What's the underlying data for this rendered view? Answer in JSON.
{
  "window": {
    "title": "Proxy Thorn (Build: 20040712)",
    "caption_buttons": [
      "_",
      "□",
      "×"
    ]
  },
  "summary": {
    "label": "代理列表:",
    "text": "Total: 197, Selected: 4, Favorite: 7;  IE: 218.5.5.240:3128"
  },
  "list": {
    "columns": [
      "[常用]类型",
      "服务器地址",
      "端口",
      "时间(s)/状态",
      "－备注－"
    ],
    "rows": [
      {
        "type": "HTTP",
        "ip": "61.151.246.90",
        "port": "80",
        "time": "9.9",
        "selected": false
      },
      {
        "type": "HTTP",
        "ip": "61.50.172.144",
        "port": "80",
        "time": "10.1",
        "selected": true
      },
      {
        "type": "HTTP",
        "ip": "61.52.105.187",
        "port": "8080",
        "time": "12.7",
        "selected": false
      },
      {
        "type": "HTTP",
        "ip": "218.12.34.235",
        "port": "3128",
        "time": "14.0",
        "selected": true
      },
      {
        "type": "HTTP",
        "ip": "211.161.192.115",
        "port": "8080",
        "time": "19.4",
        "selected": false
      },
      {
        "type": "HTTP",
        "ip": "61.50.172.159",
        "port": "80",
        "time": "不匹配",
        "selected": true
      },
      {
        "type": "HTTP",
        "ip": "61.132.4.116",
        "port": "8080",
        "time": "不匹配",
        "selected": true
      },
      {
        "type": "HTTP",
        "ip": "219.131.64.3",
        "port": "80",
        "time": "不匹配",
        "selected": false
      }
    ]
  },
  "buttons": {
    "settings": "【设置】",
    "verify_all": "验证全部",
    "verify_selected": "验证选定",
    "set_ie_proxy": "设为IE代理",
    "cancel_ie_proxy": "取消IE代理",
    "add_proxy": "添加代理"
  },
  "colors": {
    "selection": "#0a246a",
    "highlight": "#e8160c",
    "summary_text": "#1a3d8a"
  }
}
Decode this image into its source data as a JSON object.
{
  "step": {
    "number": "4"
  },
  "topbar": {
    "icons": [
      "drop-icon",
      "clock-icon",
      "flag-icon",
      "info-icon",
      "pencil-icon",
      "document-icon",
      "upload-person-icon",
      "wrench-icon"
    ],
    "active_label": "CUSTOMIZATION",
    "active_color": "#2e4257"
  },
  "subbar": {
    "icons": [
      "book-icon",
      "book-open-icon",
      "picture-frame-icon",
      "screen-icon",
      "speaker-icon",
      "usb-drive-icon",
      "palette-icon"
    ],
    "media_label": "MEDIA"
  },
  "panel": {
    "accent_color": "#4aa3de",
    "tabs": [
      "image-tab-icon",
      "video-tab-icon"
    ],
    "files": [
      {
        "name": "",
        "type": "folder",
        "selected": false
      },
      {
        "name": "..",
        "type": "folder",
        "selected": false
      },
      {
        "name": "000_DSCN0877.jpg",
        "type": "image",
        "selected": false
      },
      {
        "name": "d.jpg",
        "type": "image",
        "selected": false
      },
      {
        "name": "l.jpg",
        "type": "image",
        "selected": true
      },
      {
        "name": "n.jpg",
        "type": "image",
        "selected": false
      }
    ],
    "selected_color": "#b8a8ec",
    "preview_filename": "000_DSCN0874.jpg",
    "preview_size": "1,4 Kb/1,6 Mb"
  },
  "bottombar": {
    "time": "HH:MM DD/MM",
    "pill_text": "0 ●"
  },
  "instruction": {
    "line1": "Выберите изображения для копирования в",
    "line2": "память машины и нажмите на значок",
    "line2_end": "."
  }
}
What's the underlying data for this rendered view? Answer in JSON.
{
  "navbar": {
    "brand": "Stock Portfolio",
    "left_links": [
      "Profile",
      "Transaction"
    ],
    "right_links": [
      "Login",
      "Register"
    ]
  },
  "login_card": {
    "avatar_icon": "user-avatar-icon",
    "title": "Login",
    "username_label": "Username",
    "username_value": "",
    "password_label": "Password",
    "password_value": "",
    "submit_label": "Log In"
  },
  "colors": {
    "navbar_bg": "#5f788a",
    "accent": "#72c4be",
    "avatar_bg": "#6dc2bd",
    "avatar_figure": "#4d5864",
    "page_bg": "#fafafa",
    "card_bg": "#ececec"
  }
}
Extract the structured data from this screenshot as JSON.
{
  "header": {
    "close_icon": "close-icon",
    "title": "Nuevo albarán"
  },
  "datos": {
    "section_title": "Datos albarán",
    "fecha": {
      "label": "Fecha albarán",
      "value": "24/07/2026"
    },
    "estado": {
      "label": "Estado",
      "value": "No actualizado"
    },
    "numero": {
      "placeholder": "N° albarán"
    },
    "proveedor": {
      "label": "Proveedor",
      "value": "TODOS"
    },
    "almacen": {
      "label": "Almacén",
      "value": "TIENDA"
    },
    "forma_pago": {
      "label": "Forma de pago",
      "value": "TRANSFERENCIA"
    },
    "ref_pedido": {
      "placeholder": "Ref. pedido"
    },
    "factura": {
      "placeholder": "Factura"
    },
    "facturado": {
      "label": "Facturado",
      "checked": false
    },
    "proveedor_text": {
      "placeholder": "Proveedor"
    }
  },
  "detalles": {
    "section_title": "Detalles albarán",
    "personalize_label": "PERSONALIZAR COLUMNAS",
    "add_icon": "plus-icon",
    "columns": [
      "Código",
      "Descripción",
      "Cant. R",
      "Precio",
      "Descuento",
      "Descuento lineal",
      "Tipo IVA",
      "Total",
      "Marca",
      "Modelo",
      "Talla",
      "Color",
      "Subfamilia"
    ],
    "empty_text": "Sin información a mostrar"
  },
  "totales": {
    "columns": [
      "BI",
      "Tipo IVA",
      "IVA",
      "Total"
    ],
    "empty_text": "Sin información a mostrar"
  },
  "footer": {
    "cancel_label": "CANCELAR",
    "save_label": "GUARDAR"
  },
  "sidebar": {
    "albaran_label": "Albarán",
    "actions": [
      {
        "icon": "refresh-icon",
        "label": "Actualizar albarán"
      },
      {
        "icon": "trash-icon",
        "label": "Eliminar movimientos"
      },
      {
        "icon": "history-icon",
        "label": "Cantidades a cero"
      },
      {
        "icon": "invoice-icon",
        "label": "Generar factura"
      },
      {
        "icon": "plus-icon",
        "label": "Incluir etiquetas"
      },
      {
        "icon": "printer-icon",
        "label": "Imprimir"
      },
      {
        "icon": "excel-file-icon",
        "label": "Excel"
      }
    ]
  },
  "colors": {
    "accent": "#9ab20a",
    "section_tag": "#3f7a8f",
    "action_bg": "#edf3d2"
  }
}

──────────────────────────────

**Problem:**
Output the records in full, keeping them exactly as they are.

**Task solution:**
What's the underlying data for this rendered view? Answer in JSON.
{
  "window": {
    "title": "Proxy Thorn (Build: 20040712)",
    "caption_buttons": [
      "_",
      "□",
      "×"
    ]
  },
  "summary": {
    "label": "代理列表:",
    "text": "Total: 197, Selected: 4, Favorite: 7;  IE: 218.5.5.240:3128"
  },
  "list": {
    "columns": [
      "[常用]类型",
      "服务器地址",
      "端口",
      "时间(s)/状态",
      "－备注－"
    ],
    "rows": [
      {
        "type": "HTTP",
        "ip": "61.151.246.90",
        "port": "80",
        "time": "9.9",
        "selected": false
      },
      {
        "type": "HTTP",
        "ip": "61.50.172.144",
        "port": "80",
        "time": "10.1",
        "selected": true
      },
      {
        "type": "HTTP",
        "ip": "61.52.105.187",
        "port": "8080",
        "time": "12.7",
        "selected": false
      },
      {
        "type": "HTTP",
        "ip": "218.12.34.235",
        "port": "3128",
        "time": "14.0",
        "selected": true
      },
      {
        "type": "HTTP",
        "ip": "211.161.192.115",
        "port": "8080",
        "time": "19.4",
        "selected": false
      },
      {
        "type": "HTTP",
        "ip": "61.50.172.159",
        "port": "80",
        "time": "不匹配",
        "selected": true
      },
      {
        "type": "HTTP",
        "ip": "61.132.4.116",
        "port": "8080",
        "time": "不匹配",
        "selected": true
      },
      {
        "type": "HTTP",
        "ip": "219.131.64.3",
        "port": "80",
        "time": "不匹配",
        "selected": false
      }
    ]
  },
  "buttons": {
    "settings": "【设置】",
    "verify_all": "验证全部",
    "verify_selected": "验证选定",
    "set_ie_proxy": "设为IE代理",
    "cancel_ie_proxy": "取消IE代理",
    "add_proxy": "添加代理"
  },
  "colors": {
    "selection": "#0a246a",
    "highlight": "#e8160c",
    "summary_text": "#1a3d8a"
  }
}
Decode this image into its source data as a JSON object.
{
  "step": {
    "number": "4"
  },
  "topbar": {
    "icons": [
      "drop-icon",
      "clock-icon",
      "flag-icon",
      "info-icon",
      "pencil-icon",
      "document-icon",
      "upload-person-icon",
      "wrench-icon"
    ],
    "active_label": "CUSTOMIZATION",
    "active_color": "#2e4257"
  },
  "subbar": {
    "icons": [
      "book-icon",
      "book-open-icon",
      "picture-frame-icon",
      "screen-icon",
      "speaker-icon",
      "usb-drive-icon",
      "palette-icon"
    ],
    "media_label": "MEDIA"
  },
  "panel": {
    "accent_color": "#4aa3de",
    "tabs": [
      "image-tab-icon",
      "video-tab-icon"
    ],
    "files": [
      {
        "name": "",
        "type": "folder",
        "selected": false
      },
      {
        "name": "..",
        "type": "folder",
        "selected": false
      },
      {
        "name": "000_DSCN0877.jpg",
        "type": "image",
        "selected": false
      },
      {
        "name": "d.jpg",
        "type": "image",
        "selected": false
      },
      {
        "name": "l.jpg",
        "type": "image",
        "selected": true
      },
      {
        "name": "n.jpg",
        "type": "image",
        "selected": false
      }
    ],
    "selected_color": "#b8a8ec",
    "preview_filename": "000_DSCN0874.jpg",
    "preview_size": "1,4 Kb/1,6 Mb"
  },
  "bottombar": {
    "time": "HH:MM DD/MM",
    "pill_text": "0 ●"
  },
  "instruction": {
    "line1": "Выберите изображения для копирования в",
    "line2": "память машины и нажмите на значок",
    "line2_end": "."
  }
}
What's the underlying data for this rendered view? Answer in JSON.
{
  "navbar": {
    "brand": "Stock Portfolio",
    "left_links": [
      "Profile",
      "Transaction"
    ],
    "right_links": [
      "Login",
      "Register"
    ]
  },
  "login_card": {
    "avatar_icon": "user-avatar-icon",
    "title": "Login",
    "username_label": "Username",
    "username_value": "",
    "password_label": "Password",
    "password_value": "",
    "submit_label": "Log In"
  },
  "colors": {
    "navbar_bg": "#5f788a",
    "accent": "#72c4be",
    "avatar_bg": "#6dc2bd",
    "avatar_figure": "#4d5864",
    "page_bg": "#fafafa",
    "card_bg": "#ececec"
  }
}
Extract the structured data from this screenshot as JSON.
{
  "header": {
    "close_icon": "close-icon",
    "title": "Nuevo albarán"
  },
  "datos": {
    "section_title": "Datos albarán",
    "fecha": {
      "label": "Fecha albarán",
      "value": "24/07/2026"
    },
    "estado": {
      "label": "Estado",
      "value": "No actualizado"
    },
    "numero": {
      "placeholder": "N° albarán"
    },
    "proveedor": {
      "label": "Proveedor",
      "value": "TODOS"
    },
    "almacen": {
      "label": "Almacén",
      "value": "TIENDA"
    },
    "forma_pago": {
      "label": "Forma de pago",
      "value": "TRANSFERENCIA"
    },
    "ref_pedido": {
      "placeholder": "Ref. pedido"
    },
    "factura": {
      "placeholder": "Factura"
    },
    "facturado": {
      "label": "Facturado",
      "checked": false
    },
    "proveedor_text": {
      "placeholder": "Proveedor"
    }
  },
  "detalles": {
    "section_title": "Detalles albarán",
    "personalize_label": "PERSONALIZAR COLUMNAS",
    "add_icon": "plus-icon",
    "columns": [
      "Código",
      "Descripción",
      "Cant. R",
      "Precio",
      "Descuento",
      "Descuento lineal",
      "Tipo IVA",
      "Total",
      "Marca",
      "Modelo",
      "Talla",
      "Color",
      "Subfamilia"
    ],
    "empty_text": "Sin información a mostrar"
  },
  "totales": {
    "columns": [
      "BI",
      "Tipo IVA",
      "IVA",
      "Total"
    ],
    "empty_text": "Sin información a mostrar"
  },
  "footer": {
    "cancel_label": "CANCELAR",
    "save_label": "GUARDAR"
  },
  "sidebar": {
    "albaran_label": "Albarán",
    "actions": [
      {
        "icon": "refresh-icon",
        "label": "Actualizar albarán"
      },
      {
        "icon": "trash-icon",
        "label": "Eliminar movimientos"
      },
      {
        "icon": "history-icon",
        "label": "Cantidades a cero"
      },
      {
        "icon": "invoice-icon",
        "label": "Generar factura"
      },
      {
        "icon": "plus-icon",
        "label": "Incluir etiquetas"
      },
      {
        "icon": "printer-icon",
        "label": "Imprimir"
      },
      {
        "icon": "excel-file-icon",
        "label": "Excel"
      }
    ]
  },
  "colors": {
    "accent": "#9ab20a",
    "section_tag": "#3f7a8f",
    "action_bg": "#edf3d2"
  }
}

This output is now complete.